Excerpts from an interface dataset

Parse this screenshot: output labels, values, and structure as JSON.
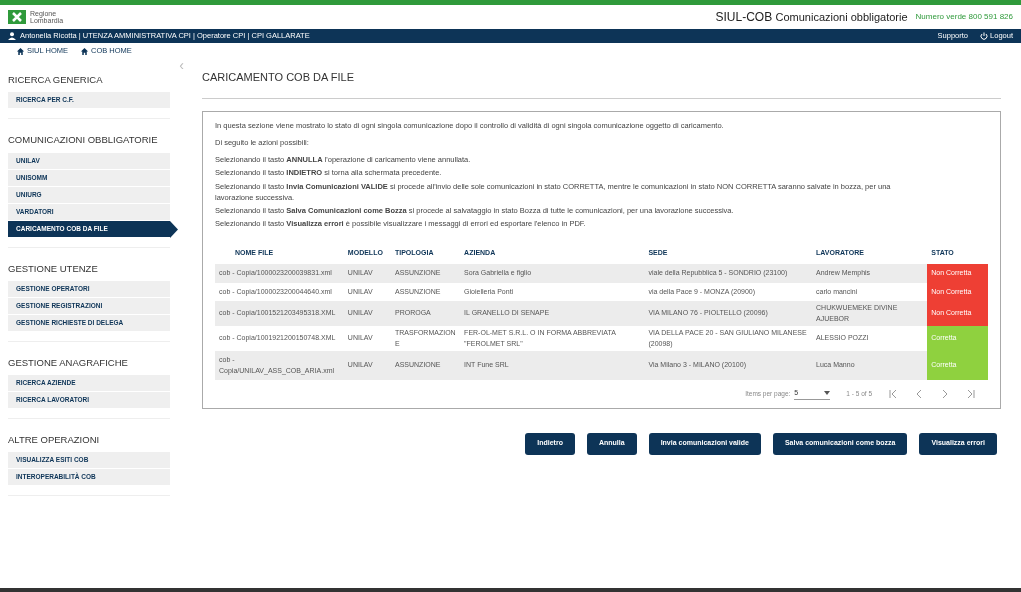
{
  "header": {
    "logo_line1": "Regione",
    "logo_line2": "Lombardia",
    "title_bold": "SIUL-COB",
    "title_rest": "Comunicazioni obbligatorie",
    "phone": "Numero verde 800 591 826"
  },
  "user_bar": {
    "user": "Antonella Ricotta | UTENZA AMMINISTRATIVA CPI | Operatore CPI | CPI GALLARATE",
    "links": [
      "Supporto",
      "Logout"
    ]
  },
  "breadcrumbs": [
    "SIUL HOME",
    "COB HOME"
  ],
  "collapse": "‹",
  "sidebar": [
    {
      "title": "RICERCA GENERICA",
      "items": [
        {
          "label": "RICERCA PER C.F.",
          "selected": false
        }
      ]
    },
    {
      "title": "COMUNICAZIONI OBBLIGATORIE",
      "items": [
        {
          "label": "UNILAV",
          "selected": false
        },
        {
          "label": "UNISOMM",
          "selected": false
        },
        {
          "label": "UNIURG",
          "selected": false
        },
        {
          "label": "VARDATORI",
          "selected": false
        },
        {
          "label": "CARICAMENTO COB DA FILE",
          "selected": true
        }
      ]
    },
    {
      "title": "GESTIONE UTENZE",
      "items": [
        {
          "label": "GESTIONE OPERATORI",
          "selected": false
        },
        {
          "label": "GESTIONE REGISTRAZIONI",
          "selected": false
        },
        {
          "label": "GESTIONE RICHIESTE DI DELEGA",
          "selected": false
        }
      ]
    },
    {
      "title": "GESTIONE ANAGRAFICHE",
      "items": [
        {
          "label": "RICERCA AZIENDE",
          "selected": false
        },
        {
          "label": "RICERCA LAVORATORI",
          "selected": false
        }
      ]
    },
    {
      "title": "ALTRE OPERAZIONI",
      "items": [
        {
          "label": "VISUALIZZA ESITI COB",
          "selected": false
        },
        {
          "label": "INTEROPERABILITÀ COB",
          "selected": false
        }
      ]
    }
  ],
  "page_title": "CARICAMENTO COB DA FILE",
  "intro": [
    "In questa sezione viene mostrato lo stato di ogni singola comunicazione dopo il controllo di validità di ogni singola comunicazione oggetto di caricamento.",
    "Di seguito le azioni possibili:"
  ],
  "actions_help": [
    "Selezionando il tasto **ANNULLA** l'operazione di caricamento viene annullata.",
    "Selezionando il tasto **INDIETRO** si torna alla schermata precedente.",
    "Selezionando il tasto **Invia Comunicazioni VALIDE** si procede all'invio delle sole comunicazioni in stato CORRETTA, mentre le comunicazioni in stato NON CORRETTA saranno salvate in bozza, per una lavorazione successiva.",
    "Selezionando il tasto **Salva Comunicazioni come Bozza** si procede al salvataggio in stato Bozza di tutte le comunicazioni, per una lavorazione successiva.",
    "Selezionando il tasto **Visualizza errori** è possibile visualizzare i messaggi di errori ed esportare l'elenco in PDF."
  ],
  "table": {
    "columns": [
      "NOME FILE",
      "MODELLO",
      "TIPOLOGIA",
      "AZIENDA",
      "SEDE",
      "LAVORATORE",
      "STATO"
    ],
    "rows": [
      {
        "cells": [
          "cob - Copia/1000023200039831.xml",
          "UNILAV",
          "ASSUNZIONE",
          "Sora Gabriella e figlio",
          "viale della Repubblica 5 - SONDRIO (23100)",
          "Andrew Memphis"
        ],
        "stato": "Non Corretta",
        "color": "#ee3f34"
      },
      {
        "cells": [
          "cob - Copia/1000023200044640.xml",
          "UNILAV",
          "ASSUNZIONE",
          "Gioielleria Ponti",
          "via della Pace 9 - MONZA (20900)",
          "carlo mancini"
        ],
        "stato": "Non Corretta",
        "color": "#ee3f34"
      },
      {
        "cells": [
          "cob - Copia/1001521203495318.XML",
          "UNILAV",
          "PROROGA",
          "IL GRANELLO DI SENAPE",
          "VIA MILANO 76 - PIOLTELLO (20096)",
          "CHUKWUEMEKE DIVINE AJUEBOR"
        ],
        "stato": "Non Corretta",
        "color": "#ee3f34"
      },
      {
        "cells": [
          "cob - Copia/1001921200150748.XML",
          "UNILAV",
          "TRASFORMAZIONE",
          "FER-OL-MET S.R.L. O IN FORMA ABBREVIATA \"FEROLMET SRL\"",
          "VIA DELLA PACE 20 - SAN GIULIANO MILANESE (20098)",
          "ALESSIO POZZI"
        ],
        "stato": "Corretta",
        "color": "#8fd13f"
      },
      {
        "cells": [
          "cob - Copia/UNILAV_ASS_COB_ARIA.xml",
          "UNILAV",
          "ASSUNZIONE",
          "INT Fune SRL",
          "Via Milano 3 - MILANO (20100)",
          "Luca Manno"
        ],
        "stato": "Corretta",
        "color": "#8fd13f"
      }
    ]
  },
  "paginator": {
    "items_per_page_label": "Items per page:",
    "items_per_page": "5",
    "range": "1 - 5 of 5"
  },
  "buttons": [
    "Indietro",
    "Annulla",
    "Invia comunicazioni valide",
    "Salva comunicazioni come bozza",
    "Visualizza errori"
  ]
}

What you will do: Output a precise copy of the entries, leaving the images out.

Answer section:
Parse this screenshot: output labels, values, and structure as JSON.
{
  "header": {
    "logo_line1": "Regione",
    "logo_line2": "Lombardia",
    "title_bold": "SIUL-COB",
    "title_rest": "Comunicazioni obbligatorie",
    "phone": "Numero verde 800 591 826"
  },
  "user_bar": {
    "user": "Antonella Ricotta | UTENZA AMMINISTRATIVA CPI | Operatore CPI | CPI GALLARATE",
    "links": [
      "Supporto",
      "Logout"
    ]
  },
  "breadcrumbs": [
    "SIUL HOME",
    "COB HOME"
  ],
  "collapse": "‹",
  "sidebar": [
    {
      "title": "RICERCA GENERICA",
      "items": [
        {
          "label": "RICERCA PER C.F.",
          "selected": false
        }
      ]
    },
    {
      "title": "COMUNICAZIONI OBBLIGATORIE",
      "items": [
        {
          "label": "UNILAV",
          "selected": false
        },
        {
          "label": "UNISOMM",
          "selected": false
        },
        {
          "label": "UNIURG",
          "selected": false
        },
        {
          "label": "VARDATORI",
          "selected": false
        },
        {
          "label": "CARICAMENTO COB DA FILE",
          "selected": true
        }
      ]
    },
    {
      "title": "GESTIONE UTENZE",
      "items": [
        {
          "label": "GESTIONE OPERATORI",
          "selected": false
        },
        {
          "label": "GESTIONE REGISTRAZIONI",
          "selected": false
        },
        {
          "label": "GESTIONE RICHIESTE DI DELEGA",
          "selected": false
        }
      ]
    },
    {
      "title": "GESTIONE ANAGRAFICHE",
      "items": [
        {
          "label": "RICERCA AZIENDE",
          "selected": false
        },
        {
          "label": "RICERCA LAVORATORI",
          "selected": false
        }
      ]
    },
    {
      "title": "ALTRE OPERAZIONI",
      "items": [
        {
          "label": "VISUALIZZA ESITI COB",
          "selected": false
        },
        {
          "label": "INTEROPERABILITÀ COB",
          "selected": false
        }
      ]
    }
  ],
  "page_title": "CARICAMENTO COB DA FILE",
  "intro": [
    "In questa sezione viene mostrato lo stato di ogni singola comunicazione dopo il controllo di validità di ogni singola comunicazione oggetto di caricamento.",
    "Di seguito le azioni possibili:"
  ],
  "actions_help": [
    "Selezionando il tasto **ANNULLA** l'operazione di caricamento viene annullata.",
    "Selezionando il tasto **INDIETRO** si torna alla schermata precedente.",
    "Selezionando il tasto **Invia Comunicazioni VALIDE** si procede all'invio delle sole comunicazioni in stato CORRETTA, mentre le comunicazioni in stato NON CORRETTA saranno salvate in bozza, per una lavorazione successiva.",
    "Selezionando il tasto **Salva Comunicazioni come Bozza** si procede al salvataggio in stato Bozza di tutte le comunicazioni, per una lavorazione successiva.",
    "Selezionando il tasto **Visualizza errori** è possibile visualizzare i messaggi di errori ed esportare l'elenco in PDF."
  ],
  "table": {
    "columns": [
      "NOME FILE",
      "MODELLO",
      "TIPOLOGIA",
      "AZIENDA",
      "SEDE",
      "LAVORATORE",
      "STATO"
    ],
    "rows": [
      {
        "cells": [
          "cob - Copia/1000023200039831.xml",
          "UNILAV",
          "ASSUNZIONE",
          "Sora Gabriella e figlio",
          "viale della Repubblica 5 - SONDRIO (23100)",
          "Andrew Memphis"
        ],
        "stato": "Non Corretta",
        "color": "#ee3f34"
      },
      {
        "cells": [
          "cob - Copia/1000023200044640.xml",
          "UNILAV",
          "ASSUNZIONE",
          "Gioielleria Ponti",
          "via della Pace 9 - MONZA (20900)",
          "carlo mancini"
        ],
        "stato": "Non Corretta",
        "color": "#ee3f34"
      },
      {
        "cells": [
          "cob - Copia/1001521203495318.XML",
          "UNILAV",
          "PROROGA",
          "IL GRANELLO DI SENAPE",
          "VIA MILANO 76 - PIOLTELLO (20096)",
          "CHUKWUEMEKE DIVINE AJUEBOR"
        ],
        "stato": "Non Corretta",
        "color": "#ee3f34"
      },
      {
        "cells": [
          "cob - Copia/1001921200150748.XML",
          "UNILAV",
          "TRASFORMAZIONE",
          "FER-OL-MET S.R.L. O IN FORMA ABBREVIATA \"FEROLMET SRL\"",
          "VIA DELLA PACE 20 - SAN GIULIANO MILANESE (20098)",
          "ALESSIO POZZI"
        ],
        "stato": "Corretta",
        "color": "#8fd13f"
      },
      {
        "cells": [
          "cob - Copia/UNILAV_ASS_COB_ARIA.xml",
          "UNILAV",
          "ASSUNZIONE",
          "INT Fune SRL",
          "Via Milano 3 - MILANO (20100)",
          "Luca Manno"
        ],
        "stato": "Corretta",
        "color": "#8fd13f"
      }
    ]
  },
  "paginator": {
    "items_per_page_label": "Items per page:",
    "items_per_page": "5",
    "range": "1 - 5 of 5"
  },
  "buttons": [
    "Indietro",
    "Annulla",
    "Invia comunicazioni valide",
    "Salva comunicazioni come bozza",
    "Visualizza errori"
  ]
}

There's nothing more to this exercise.